The role of rail transport in driving economic change is now widely recognised – but its role in enabling the spread of grass-roots social and political activism is equally significant, according to new research from University of Warwick economics researcher Eric Melander which uses Sweden as a case study to investigate how technology influences the spread of political ideas.

In nineteenth-century Sweden, as in much of Europe, trade unions, leftist parties, temperance movements and non-state churches were important drivers of democratisation and social reform. By 1910, 700,000 Swedes were members of at least one such group, from a total population of around 5.5 million. At the same time, the Swedish rail network had been developed from just 6,000km in 1881 to 14,000 in 1910.

Analysing a rich data set including railway maps, information on passenger and freight traffic, census data and information on the membership of social reform movements in Sweden, Melander demonstrates the impact of railway access on the spread and growth of activist organisations.

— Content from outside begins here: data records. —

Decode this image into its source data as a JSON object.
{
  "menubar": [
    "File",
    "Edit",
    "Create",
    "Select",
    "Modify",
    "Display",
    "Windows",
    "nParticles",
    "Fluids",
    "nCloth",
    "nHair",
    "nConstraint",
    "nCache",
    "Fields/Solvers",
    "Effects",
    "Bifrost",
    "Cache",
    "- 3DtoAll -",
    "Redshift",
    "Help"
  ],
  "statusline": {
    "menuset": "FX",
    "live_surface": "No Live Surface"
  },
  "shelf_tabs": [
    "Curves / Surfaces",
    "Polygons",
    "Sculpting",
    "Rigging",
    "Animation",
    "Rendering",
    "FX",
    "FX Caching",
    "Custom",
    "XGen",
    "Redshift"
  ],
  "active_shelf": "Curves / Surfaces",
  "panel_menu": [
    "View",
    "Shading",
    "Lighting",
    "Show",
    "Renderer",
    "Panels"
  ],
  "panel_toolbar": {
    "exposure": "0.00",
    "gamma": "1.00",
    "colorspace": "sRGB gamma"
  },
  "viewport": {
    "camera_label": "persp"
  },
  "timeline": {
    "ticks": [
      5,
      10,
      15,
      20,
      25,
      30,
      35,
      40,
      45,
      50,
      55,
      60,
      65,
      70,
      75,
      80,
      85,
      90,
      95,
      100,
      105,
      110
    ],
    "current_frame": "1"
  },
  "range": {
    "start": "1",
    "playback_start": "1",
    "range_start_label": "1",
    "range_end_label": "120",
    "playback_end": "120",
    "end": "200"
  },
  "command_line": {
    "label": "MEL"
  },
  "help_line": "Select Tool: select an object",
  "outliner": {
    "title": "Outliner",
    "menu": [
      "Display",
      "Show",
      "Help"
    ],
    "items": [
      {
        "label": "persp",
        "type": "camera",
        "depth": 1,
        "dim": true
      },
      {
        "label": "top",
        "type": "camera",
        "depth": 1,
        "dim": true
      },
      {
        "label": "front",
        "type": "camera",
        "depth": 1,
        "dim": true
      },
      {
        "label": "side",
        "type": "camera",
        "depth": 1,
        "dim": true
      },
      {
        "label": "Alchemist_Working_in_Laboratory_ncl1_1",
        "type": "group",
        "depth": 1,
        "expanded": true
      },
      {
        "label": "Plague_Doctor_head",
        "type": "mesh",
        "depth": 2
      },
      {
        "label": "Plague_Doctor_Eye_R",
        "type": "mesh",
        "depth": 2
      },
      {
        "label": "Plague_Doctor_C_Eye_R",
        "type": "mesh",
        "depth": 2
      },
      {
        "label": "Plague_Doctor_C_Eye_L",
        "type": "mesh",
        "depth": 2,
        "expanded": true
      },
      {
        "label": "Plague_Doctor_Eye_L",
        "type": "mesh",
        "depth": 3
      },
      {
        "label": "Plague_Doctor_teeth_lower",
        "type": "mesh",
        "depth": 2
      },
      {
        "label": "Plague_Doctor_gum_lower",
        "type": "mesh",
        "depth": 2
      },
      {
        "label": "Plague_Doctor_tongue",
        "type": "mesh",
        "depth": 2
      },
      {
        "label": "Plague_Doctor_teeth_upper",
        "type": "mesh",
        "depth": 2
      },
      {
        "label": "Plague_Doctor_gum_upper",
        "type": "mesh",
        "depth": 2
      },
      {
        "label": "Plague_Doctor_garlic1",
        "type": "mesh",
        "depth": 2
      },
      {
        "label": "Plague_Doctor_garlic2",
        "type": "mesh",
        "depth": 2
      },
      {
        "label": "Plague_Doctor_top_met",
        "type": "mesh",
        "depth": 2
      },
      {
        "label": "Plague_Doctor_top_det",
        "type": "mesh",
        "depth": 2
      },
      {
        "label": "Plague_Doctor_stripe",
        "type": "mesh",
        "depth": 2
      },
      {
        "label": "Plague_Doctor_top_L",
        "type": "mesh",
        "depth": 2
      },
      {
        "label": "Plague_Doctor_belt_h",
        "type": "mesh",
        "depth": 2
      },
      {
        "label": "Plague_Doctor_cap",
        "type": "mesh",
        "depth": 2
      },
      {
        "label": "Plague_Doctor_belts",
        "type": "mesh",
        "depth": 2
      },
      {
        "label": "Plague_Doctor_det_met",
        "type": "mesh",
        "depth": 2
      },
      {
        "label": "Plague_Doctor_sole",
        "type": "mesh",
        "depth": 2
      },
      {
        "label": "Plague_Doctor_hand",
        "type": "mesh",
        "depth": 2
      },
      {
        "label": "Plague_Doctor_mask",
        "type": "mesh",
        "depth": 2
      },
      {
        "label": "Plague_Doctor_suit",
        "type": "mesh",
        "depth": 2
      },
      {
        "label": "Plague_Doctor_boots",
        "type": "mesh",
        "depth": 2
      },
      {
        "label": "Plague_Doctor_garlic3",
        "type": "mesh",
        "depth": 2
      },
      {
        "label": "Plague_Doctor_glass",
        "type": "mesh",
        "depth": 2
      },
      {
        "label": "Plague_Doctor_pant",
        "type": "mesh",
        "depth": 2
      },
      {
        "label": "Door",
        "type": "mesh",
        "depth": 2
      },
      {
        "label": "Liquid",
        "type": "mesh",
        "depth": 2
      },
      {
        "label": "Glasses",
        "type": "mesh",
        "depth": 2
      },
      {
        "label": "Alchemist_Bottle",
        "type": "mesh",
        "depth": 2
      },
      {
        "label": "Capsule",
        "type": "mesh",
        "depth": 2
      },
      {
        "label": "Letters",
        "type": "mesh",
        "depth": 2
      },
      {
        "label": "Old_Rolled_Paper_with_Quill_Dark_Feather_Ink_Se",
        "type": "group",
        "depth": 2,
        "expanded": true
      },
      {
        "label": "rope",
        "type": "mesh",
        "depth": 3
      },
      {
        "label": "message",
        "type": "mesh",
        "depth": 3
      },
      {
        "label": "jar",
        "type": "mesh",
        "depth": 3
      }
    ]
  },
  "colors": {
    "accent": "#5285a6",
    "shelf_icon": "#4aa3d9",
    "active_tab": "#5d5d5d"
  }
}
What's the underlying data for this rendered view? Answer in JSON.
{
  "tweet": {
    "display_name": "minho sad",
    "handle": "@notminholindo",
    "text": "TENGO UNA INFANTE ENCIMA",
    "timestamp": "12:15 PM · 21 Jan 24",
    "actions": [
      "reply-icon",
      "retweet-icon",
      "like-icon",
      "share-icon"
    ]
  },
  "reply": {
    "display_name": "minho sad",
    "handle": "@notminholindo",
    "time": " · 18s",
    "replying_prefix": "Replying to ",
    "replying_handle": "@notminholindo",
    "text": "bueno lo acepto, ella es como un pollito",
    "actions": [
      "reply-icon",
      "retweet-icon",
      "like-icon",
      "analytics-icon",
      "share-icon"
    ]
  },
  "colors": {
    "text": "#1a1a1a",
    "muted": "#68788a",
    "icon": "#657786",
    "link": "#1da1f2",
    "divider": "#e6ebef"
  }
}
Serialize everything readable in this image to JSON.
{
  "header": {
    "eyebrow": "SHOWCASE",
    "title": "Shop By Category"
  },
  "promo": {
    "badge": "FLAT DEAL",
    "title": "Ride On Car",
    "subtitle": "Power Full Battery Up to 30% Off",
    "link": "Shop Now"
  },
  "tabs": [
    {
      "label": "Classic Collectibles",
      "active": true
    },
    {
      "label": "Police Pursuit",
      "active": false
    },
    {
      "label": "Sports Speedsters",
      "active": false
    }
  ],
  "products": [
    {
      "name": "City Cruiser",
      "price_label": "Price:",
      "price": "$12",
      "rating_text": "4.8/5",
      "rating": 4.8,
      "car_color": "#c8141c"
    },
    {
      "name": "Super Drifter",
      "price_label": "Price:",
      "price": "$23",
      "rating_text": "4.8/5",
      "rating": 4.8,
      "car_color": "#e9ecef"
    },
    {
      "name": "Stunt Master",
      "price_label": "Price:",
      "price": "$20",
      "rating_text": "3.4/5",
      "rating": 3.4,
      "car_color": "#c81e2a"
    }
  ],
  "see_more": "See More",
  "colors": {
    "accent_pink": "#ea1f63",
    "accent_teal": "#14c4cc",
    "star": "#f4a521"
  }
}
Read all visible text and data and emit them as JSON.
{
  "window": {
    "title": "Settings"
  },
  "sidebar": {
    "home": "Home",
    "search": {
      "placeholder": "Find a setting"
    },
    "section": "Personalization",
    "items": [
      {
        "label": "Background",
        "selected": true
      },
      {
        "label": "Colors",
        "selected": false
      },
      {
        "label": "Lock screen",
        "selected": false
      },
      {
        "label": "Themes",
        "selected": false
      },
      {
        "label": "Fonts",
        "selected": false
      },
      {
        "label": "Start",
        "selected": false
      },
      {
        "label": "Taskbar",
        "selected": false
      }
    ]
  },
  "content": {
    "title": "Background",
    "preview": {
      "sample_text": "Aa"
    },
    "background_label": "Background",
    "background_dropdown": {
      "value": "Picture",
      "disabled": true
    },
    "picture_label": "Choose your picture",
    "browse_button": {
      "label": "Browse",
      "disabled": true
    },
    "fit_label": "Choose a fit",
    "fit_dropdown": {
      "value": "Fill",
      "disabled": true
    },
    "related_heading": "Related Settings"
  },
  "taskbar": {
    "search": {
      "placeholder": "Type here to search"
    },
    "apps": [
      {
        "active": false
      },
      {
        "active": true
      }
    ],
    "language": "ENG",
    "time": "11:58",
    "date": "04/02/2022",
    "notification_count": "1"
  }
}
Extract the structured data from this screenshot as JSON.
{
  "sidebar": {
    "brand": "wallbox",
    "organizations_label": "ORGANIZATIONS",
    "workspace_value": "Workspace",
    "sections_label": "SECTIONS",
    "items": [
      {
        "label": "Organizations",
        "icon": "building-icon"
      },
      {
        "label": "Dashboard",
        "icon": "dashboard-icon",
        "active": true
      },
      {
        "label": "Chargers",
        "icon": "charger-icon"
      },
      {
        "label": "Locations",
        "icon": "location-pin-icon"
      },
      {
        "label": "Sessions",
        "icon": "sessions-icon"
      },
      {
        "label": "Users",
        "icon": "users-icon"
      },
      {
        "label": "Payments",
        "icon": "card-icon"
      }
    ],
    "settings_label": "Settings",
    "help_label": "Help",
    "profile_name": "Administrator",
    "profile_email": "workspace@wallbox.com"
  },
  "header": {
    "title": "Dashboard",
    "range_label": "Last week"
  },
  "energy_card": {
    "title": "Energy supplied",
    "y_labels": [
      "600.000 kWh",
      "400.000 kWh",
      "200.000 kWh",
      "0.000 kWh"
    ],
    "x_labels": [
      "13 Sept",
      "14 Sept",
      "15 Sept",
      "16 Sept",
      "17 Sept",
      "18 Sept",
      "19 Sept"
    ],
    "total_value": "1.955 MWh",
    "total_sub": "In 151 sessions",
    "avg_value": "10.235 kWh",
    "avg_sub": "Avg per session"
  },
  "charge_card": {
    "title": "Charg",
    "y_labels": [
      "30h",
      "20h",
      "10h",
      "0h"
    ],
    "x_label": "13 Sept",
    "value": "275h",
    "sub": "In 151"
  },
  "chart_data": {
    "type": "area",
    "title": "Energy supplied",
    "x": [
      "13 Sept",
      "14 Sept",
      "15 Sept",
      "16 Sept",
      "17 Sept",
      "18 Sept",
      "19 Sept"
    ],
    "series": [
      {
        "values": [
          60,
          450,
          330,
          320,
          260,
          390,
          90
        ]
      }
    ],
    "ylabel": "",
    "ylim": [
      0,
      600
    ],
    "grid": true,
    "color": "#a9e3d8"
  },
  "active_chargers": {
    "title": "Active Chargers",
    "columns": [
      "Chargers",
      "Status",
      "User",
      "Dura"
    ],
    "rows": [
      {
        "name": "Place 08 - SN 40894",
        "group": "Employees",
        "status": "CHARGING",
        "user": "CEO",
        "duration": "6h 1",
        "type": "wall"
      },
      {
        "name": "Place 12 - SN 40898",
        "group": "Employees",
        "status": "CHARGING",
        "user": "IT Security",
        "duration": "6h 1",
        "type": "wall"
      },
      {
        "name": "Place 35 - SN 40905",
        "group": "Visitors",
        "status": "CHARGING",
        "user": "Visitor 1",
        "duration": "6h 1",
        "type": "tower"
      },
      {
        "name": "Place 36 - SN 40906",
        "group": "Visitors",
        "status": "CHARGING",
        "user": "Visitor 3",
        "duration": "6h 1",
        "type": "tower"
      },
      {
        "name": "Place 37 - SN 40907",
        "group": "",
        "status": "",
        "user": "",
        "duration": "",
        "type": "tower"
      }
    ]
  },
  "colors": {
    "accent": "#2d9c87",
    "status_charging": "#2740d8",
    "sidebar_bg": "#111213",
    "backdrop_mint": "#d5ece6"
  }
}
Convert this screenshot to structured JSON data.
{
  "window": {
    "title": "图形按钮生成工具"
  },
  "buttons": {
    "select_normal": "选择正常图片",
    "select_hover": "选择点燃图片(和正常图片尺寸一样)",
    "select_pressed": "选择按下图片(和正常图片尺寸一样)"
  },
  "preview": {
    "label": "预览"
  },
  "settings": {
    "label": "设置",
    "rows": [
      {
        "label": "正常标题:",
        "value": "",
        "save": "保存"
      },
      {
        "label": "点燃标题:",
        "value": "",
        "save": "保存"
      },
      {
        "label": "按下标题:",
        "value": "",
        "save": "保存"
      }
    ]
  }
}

Well-connected towns and cities were more likely to host at least one social movement organisation, and to see more rapid growth in membership numbers.

Commenting on his findings, Melander said: “Using a natural experiment from Swedish history, I show that railways play an important role in the spread of the ideas embodied in these fledgling social movements.

“A key mechanism is that railways reduce effective distances: the increased ability of individuals to travel and spread their ideas drives the spatial diffusion of movement membership.”

The positive impact of rail was seen only as a result of increased passenger flows to a town or city – freight services had no impact, suggesting that it is the mobility of individuals which spreads new ideas, not economic activity more broadly.

Eric Melander added: “These findings are important because they shed light on the role played by railways in particular, and of communication technology more broadly, in the diffusion of ideas.

“Recent work on this topic has focused on the role of social media on short-lived bursts of collective action. Research by Daron Acemoglu, Tarek Hassan and Ahmed Tahoun, for example, shows that Twitter shaped protest activity during the Arab Spring. I show that technology also matters for popular engagement in nascent social movements over much longer time horizons.”

29 November 2018